Task instructions — Find the string "title" in the listing below and return each line it appears in.

#####

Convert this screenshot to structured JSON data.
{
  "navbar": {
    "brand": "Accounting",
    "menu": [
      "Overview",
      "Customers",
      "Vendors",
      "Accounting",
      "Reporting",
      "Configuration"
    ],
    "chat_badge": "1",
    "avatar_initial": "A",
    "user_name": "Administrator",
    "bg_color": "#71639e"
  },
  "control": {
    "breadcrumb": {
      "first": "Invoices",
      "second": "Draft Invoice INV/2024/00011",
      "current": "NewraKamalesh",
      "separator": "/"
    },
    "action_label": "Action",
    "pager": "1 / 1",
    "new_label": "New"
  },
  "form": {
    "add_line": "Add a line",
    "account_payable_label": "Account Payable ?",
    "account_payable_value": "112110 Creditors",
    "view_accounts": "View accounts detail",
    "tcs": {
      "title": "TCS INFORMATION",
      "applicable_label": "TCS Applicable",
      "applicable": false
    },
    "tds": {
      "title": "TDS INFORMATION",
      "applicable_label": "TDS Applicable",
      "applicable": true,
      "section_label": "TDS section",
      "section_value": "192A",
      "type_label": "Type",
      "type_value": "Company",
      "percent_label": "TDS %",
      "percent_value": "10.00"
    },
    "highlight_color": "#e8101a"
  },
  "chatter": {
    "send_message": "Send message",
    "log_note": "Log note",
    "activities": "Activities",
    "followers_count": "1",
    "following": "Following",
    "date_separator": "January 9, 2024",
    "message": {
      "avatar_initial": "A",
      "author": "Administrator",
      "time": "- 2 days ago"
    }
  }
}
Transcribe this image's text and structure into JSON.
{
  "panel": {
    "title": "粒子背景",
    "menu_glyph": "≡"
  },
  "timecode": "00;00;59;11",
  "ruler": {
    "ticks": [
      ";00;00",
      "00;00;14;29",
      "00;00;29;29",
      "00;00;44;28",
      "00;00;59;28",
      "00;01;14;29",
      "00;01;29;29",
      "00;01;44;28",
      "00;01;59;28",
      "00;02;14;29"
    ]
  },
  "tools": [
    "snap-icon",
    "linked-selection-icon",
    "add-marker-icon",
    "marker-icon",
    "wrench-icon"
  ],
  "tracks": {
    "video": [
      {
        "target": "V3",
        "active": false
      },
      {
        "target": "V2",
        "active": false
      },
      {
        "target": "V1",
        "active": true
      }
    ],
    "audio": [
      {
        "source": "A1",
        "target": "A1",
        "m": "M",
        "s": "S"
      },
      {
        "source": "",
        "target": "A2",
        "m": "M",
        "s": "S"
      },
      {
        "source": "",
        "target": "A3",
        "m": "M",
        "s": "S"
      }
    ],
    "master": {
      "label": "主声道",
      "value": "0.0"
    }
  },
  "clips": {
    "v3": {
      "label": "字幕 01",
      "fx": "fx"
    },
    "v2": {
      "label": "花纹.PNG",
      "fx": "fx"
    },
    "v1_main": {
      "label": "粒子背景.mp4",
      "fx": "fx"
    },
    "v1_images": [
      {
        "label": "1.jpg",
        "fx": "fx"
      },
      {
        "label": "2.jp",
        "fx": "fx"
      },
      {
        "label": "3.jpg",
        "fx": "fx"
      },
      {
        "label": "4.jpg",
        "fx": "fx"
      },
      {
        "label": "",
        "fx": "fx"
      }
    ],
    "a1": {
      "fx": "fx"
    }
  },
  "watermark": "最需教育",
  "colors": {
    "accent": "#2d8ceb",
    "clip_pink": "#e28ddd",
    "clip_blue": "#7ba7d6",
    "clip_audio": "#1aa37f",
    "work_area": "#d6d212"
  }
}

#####

Task answer —
      "title": "TCS INFORMATION",
      "title": "TDS INFORMATION",
    "title": "粒子背景",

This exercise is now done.